### Required work
Below are records. Count every line containing the word "Mover" and give the number alone.

--- Provided material Enclosed Below ---

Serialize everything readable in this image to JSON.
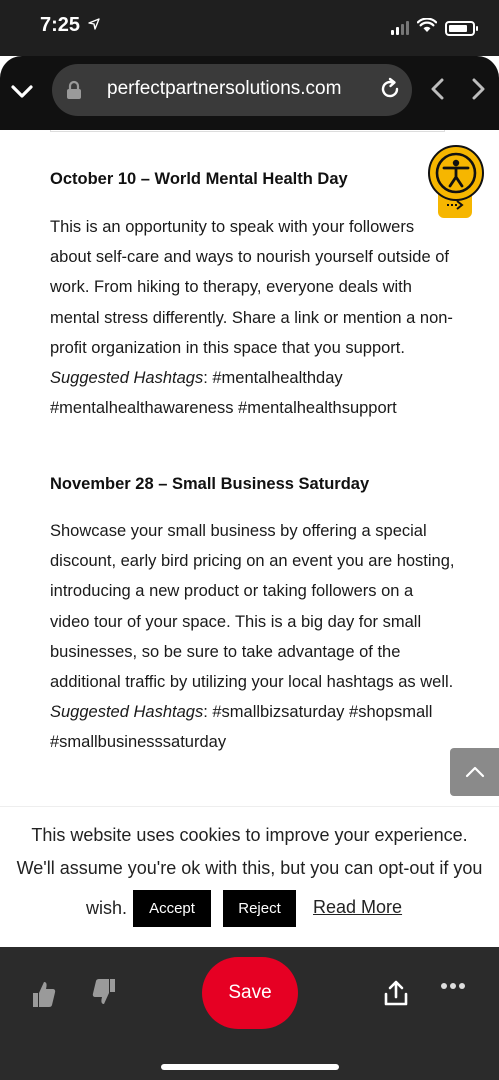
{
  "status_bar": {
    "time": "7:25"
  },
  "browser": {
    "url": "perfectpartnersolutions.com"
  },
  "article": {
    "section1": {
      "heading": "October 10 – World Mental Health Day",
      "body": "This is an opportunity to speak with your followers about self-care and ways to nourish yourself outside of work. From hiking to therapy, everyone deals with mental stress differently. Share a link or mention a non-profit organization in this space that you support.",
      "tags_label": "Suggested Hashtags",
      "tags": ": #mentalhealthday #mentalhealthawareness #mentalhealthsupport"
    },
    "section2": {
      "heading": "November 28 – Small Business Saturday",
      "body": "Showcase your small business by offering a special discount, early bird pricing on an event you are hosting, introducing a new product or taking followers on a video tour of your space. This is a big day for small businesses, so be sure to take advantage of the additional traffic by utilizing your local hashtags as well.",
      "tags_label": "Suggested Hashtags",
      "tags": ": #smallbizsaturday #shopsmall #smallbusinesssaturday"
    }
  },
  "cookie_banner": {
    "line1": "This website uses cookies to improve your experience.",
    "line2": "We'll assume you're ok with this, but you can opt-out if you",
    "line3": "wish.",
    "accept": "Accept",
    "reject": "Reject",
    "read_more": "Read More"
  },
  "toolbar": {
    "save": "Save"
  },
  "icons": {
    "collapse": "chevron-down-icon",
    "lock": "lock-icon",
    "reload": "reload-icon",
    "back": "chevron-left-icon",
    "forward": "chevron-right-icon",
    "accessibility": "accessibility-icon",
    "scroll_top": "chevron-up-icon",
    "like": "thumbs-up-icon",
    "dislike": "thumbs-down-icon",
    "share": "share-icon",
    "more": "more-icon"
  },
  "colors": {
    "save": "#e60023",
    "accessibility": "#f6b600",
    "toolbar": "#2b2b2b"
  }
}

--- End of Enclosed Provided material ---
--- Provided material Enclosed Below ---

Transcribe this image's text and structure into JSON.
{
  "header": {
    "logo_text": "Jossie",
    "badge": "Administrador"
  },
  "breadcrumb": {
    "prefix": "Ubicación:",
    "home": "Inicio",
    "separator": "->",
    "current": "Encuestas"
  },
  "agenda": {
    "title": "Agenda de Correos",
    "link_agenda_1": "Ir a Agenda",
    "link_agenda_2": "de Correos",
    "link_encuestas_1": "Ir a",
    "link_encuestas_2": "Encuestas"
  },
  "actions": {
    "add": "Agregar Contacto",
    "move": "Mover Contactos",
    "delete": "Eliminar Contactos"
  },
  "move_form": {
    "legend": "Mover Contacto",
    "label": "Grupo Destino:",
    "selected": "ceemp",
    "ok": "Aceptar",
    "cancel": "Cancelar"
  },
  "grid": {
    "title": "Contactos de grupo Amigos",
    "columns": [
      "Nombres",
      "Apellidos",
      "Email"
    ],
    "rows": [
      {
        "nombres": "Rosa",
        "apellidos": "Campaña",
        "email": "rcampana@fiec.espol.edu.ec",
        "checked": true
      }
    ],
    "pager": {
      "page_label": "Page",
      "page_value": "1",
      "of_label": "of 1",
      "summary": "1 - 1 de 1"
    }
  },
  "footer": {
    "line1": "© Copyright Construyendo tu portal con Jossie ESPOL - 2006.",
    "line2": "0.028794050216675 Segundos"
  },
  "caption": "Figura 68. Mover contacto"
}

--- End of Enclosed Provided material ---

### Task response
3